I could pretend that I have been troubled for some time about the value of peer-assessment. I could lead you to believe that I have arrived at this new knowledge after weeks of planning and experimentation. In truth, I did what I did by accident. I invented ‘peer review’ for school.
Apologies to those who may feel they got there before me. I am not an expert, in the sense that I have not read every pamphlet, blog and counter-argument on AfL. I just do a lot of marking, and occasionally I remember that some peer assessment would not go amiss. I have been a non-expert for a long time.
I came to peer review by accident, because I happened to write those 2 (TWO) words in my planner for this afternoon’s A2 Politics lesson, when I had probably intended ‘peer assessment’. I knew I wanted my 6 students to read each other’s homework essays, and I knew I would get them to set each other short improvement tasks to complete in the lesson. I know my nuts; I can do stuff like this. But I wrote ‘peer review’ in my planner. When I opened it at the start of lesson 5 this afternoon… what had I meant? I decided to go with it.
In the previous lesson, the group had done some research and some planning for the essay: How effective is the international community at upholding international law? Answer with reference to the ICJ, ICC and international criminal tribunals. (This is the esoteric stuff we do in the Global Politics unit, but I don’t suppose the question matters much here.) That was Tuesday. They agreed to write the essay for today. I arrive, open my planner and ask, Does everyone know what is meant by ‘peer review’? They all thought they did. (They had all made the same mistake as I had.) So I clarified, with reference to peer review science journals. I have a couple of Philosophy and Ethics students, and they seemed to catch on the quickest. I threw this up on the screen, courtesy of Wikipedia:
Peer review is the evaluation of work by one or more people of similar competence to the producers of the work (peers). It constitutes a form of self-regulation by qualified members of a profession within the relevant field. Peer review methods are employed to maintain standards of quality, improve performance, and provide credibility. In academia peer review is often used to determine an academic paper‘s suitability for publication.
They saw immediately the relevance to them. Our next step was to agree what we called ‘areas for validation’. In truth, these were close to the original success criteria, but they included balance, appropriate referencing, factual accuracy, inclusion of political theory. They agreed it would not include an evaluation of the author’s argument, except to insist that there be one, and that it be valid.
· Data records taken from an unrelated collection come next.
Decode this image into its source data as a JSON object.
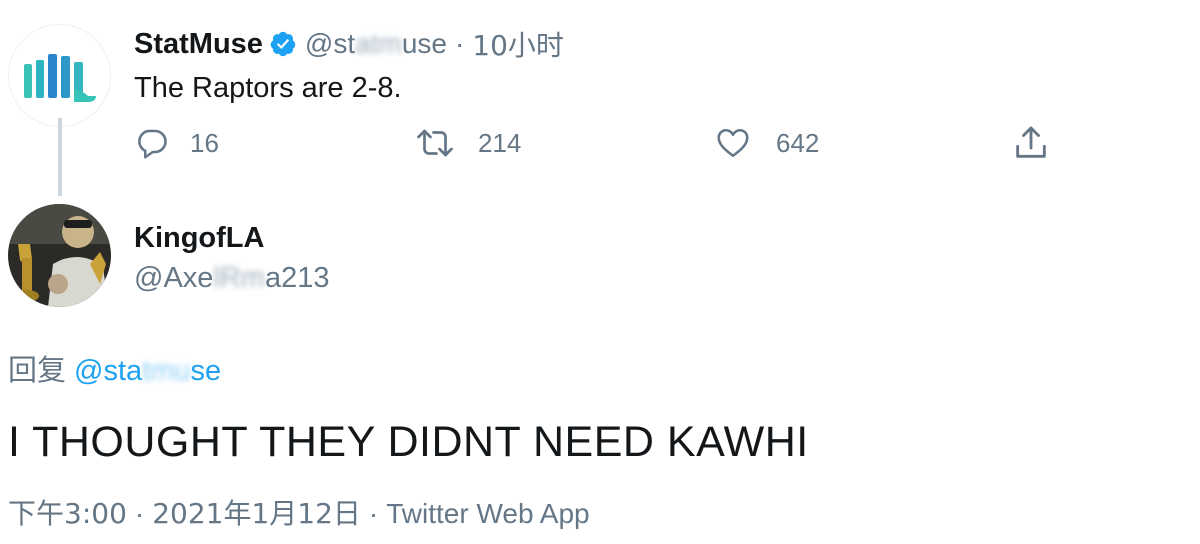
{
  "parent_tweet": {
    "display_name": "StatMuse",
    "handle_visible_start": "@st",
    "handle_blurred": "atm",
    "handle_visible_end": "use",
    "separator": "·",
    "time_ago": "10小时",
    "text": "The Raptors are 2-8.",
    "verified": true,
    "avatar_icon": "statmuse-logo-icon",
    "actions": {
      "reply_count": "16",
      "retweet_count": "214",
      "like_count": "642"
    }
  },
  "reply_tweet": {
    "display_name": "KingofLA",
    "handle_visible_start": "@Axe",
    "handle_blurred": "lRm",
    "handle_visible_end": "a213",
    "avatar_icon": "user-avatar-photo",
    "replying_prefix": "回复",
    "replying_mention_start": "@sta",
    "replying_mention_blurred": "tmu",
    "replying_mention_end": "se",
    "text": "I THOUGHT THEY DIDNT NEED KAWHI",
    "time": "下午3:00",
    "separator": "·",
    "date": "2021年1月12日",
    "source": "Twitter Web App"
  },
  "colors": {
    "text_primary": "#14171a",
    "text_secondary": "#657786",
    "link_blue": "#1da1f2",
    "verified_blue": "#1da1f2",
    "thread_line": "#ccd6dd",
    "logo_teal": "#2bb3c6"
  }
}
They then paired up to peer review each other’s work, knowing also that they had to set a task at the end, which would improve the essay’s ‘suitability for publication’. This took 15 minutes. They then agreed that it would be better still if there were a second reviewer, to endorse or amend the comments of the first. This still left 15 minutes at the end of the lesson for them all to complete the improvement task and hand their essays in. I have not marked them yet (as I said, I’m not that good), but a quick glance reveals these examples of improvement tasks: Rewrite your conclusion. Be more explicit on the views of political theorists. Introduce your arguments in the introduction: this will enable a brief description of the ICJ and ICC. I think their peer comments were deeper, and I think this was because they felt they were doing something more meaningful than merely assessing each other.
So now that I have invented peer review for school, I expect inclusion in many a peer reviewed paper from now on.